What Resonated This Week: It's Not About You
This is the second installment of "What Resonated This Week,” where I share my observations around a common theme or topic that made an impact on me, and hopefully will be a catalyst for conversation and further discussion. Suggestions for future topics are always welcome; just reply in the comments section below.
Last week I published a post about what resonated with me. Over and over again, I saw evidence of the central theme of "connecting the dots," and based on your comments, you could relate.
This week, it's about customizing your message and being mindful of your audience.
In others words, it's not about you.
In business and in life, we all have situations where we're trying to communicate something. It could be a asking your boss for a raise, or you might want to have "the talk" with your kid. I'm certain that there's a goal in mind, and a specific message that you're trying to get across. And you've probably rehearsed it a million times in your head, so much so that, to you, it sounds perfect.
And therein lies the problem.
Before you speak, stop. You need to approach it from the other person's point of view.

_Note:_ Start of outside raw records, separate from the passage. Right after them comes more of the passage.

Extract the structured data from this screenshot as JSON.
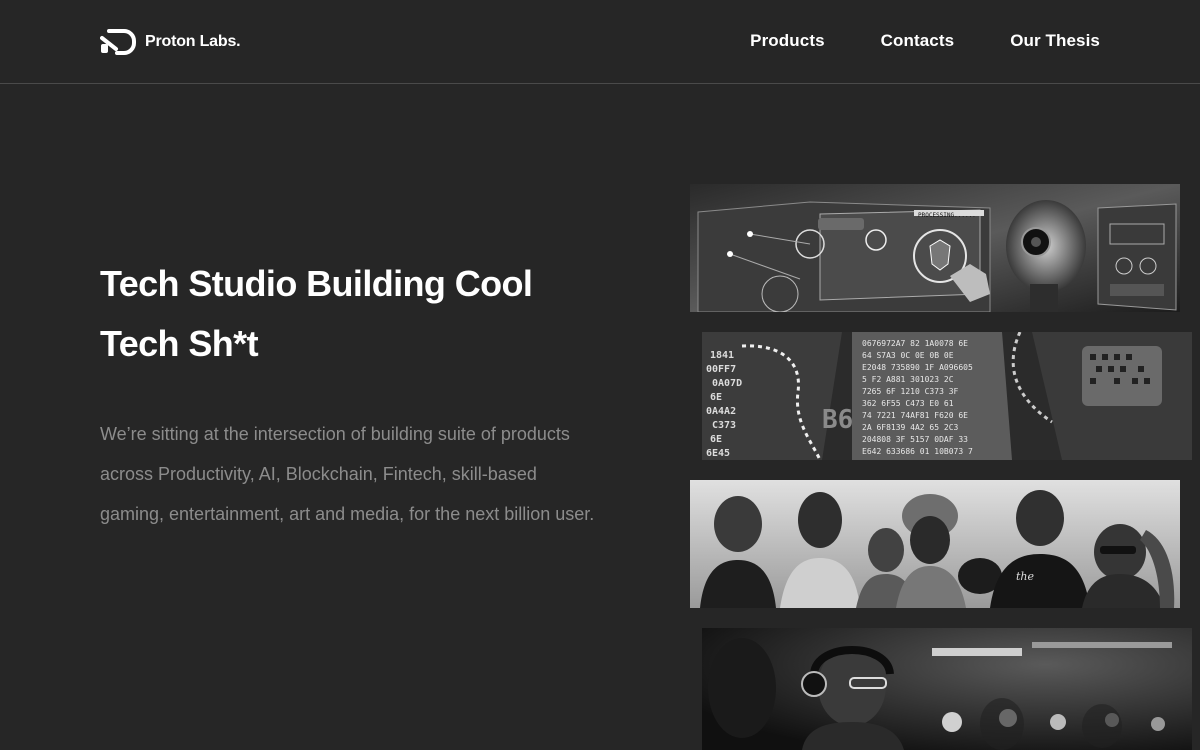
{
  "brand": {
    "name": "Proton Labs."
  },
  "nav": {
    "items": [
      {
        "label": "Products"
      },
      {
        "label": "Contacts"
      },
      {
        "label": "Our Thesis"
      }
    ]
  },
  "hero": {
    "title": "Tech Studio Building Cool Tech Sh*t",
    "description": "We’re sitting at the intersection of building suite of products across Productivity, AI, Blockchain, Fintech, skill-based gaming, entertainment, art and media, for the next billion user."
  },
  "strips": {
    "tech_label": "PROCESSING......"
  },
  "colors": {
    "background": "#262626",
    "text": "#ffffff",
    "muted_text": "#8c8c8c",
    "divider": "#4a4a4a"
  }
}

In Diane Drombord's post, "Focus on What People Hear, Not What You Say," she argues that "Effective communication means sharing information when - and in a manner – that helps other people be ready, willing and able to process that information."
Trent Selbede's post on empathy, "I Know How You Feel," reminds us that there really is no one size fits all remedy when it comes to trying to relate to another person's pain.

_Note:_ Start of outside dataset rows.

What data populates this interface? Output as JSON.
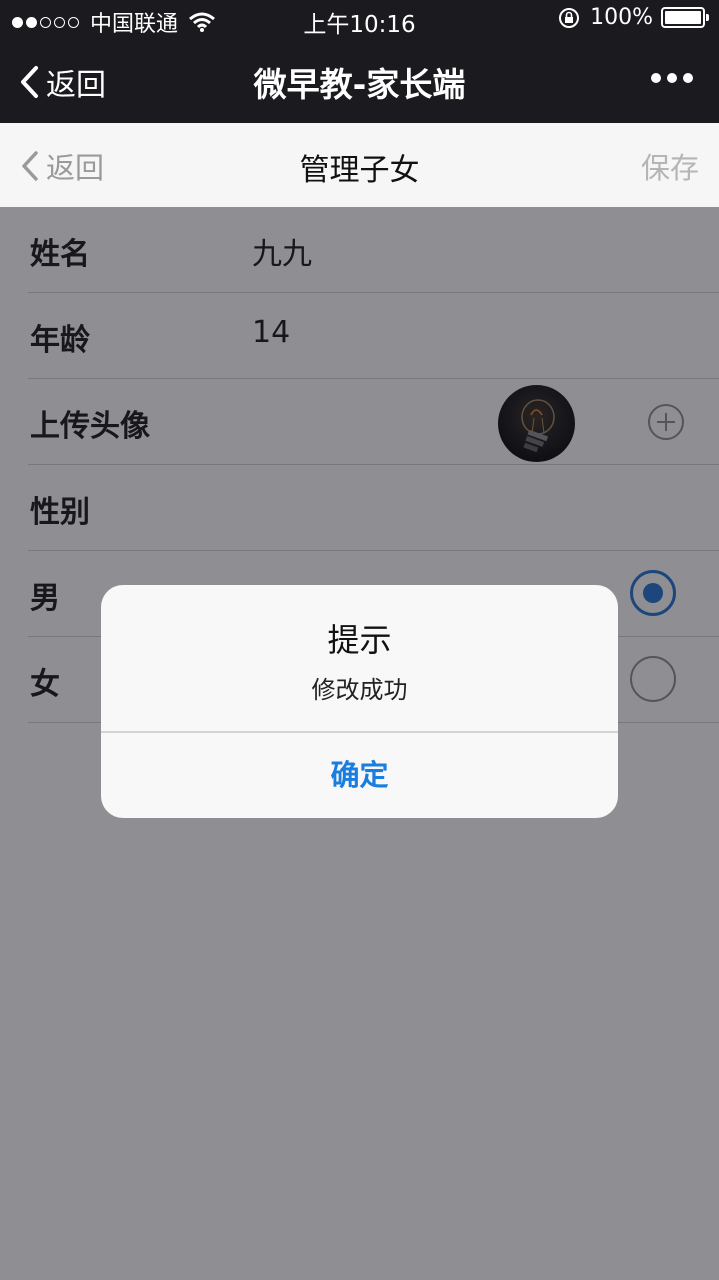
{
  "status_bar": {
    "carrier": "中国联通",
    "time": "上午10:16",
    "battery_text": "100%",
    "signal_filled": 2,
    "signal_total": 5
  },
  "wechat_header": {
    "back_label": "返回",
    "title": "微早教-家长端",
    "more_icon": "more-dots-icon"
  },
  "nav": {
    "back_label": "返回",
    "title": "管理子女",
    "save_label": "保存"
  },
  "form": {
    "name_label": "姓名",
    "name_value": "九九",
    "age_label": "年龄",
    "age_value": "14",
    "avatar_label": "上传头像",
    "gender_label": "性别",
    "male_label": "男",
    "female_label": "女",
    "selected_gender": "男"
  },
  "dialog": {
    "title": "提示",
    "message": "修改成功",
    "confirm_label": "确定"
  },
  "colors": {
    "header_bg": "#1b1b1f",
    "accent_blue": "#1a6fd0",
    "dialog_button": "#1a7ee0",
    "nav_bg": "#f6f6f6"
  }
}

Chris Westfall's take on modifying your elevator speech, "Change Your Results, in Seven Words," speaks to the importance of putting your audience — not you — first. (And those seven magic words? “What would it mean to you if…”. You're welcome.)
And Bruce Kasanoff even provides an infograph of his success principles. (Spoiler alert: they involve others.)
To put this "it's not about me" theme into practice, today I had a conversation with a partner about a possible joint project. The client is out of state, newly promoted, and has little knowledge of how to roll out a new owner-backed initiative. She is looking for help. Almost desperately.
My partner was looking for a ballpark figure for my piece of the work. Could I put together a plan and charge accordingly, even excessively? Of course. But rather than focusing on the potentially easy income it would provide, I found myself asking if this was the best solution for the client. If I were her, would I want to spend my limited resources on some of the things she thinks she needed? I put myself in her shoes, and proposed an alternative — and more cost-effective — plan that ultimately provided more value.
So, what resonated with you this week?
Don't forget to add your suggestions for future topics in the comments section below.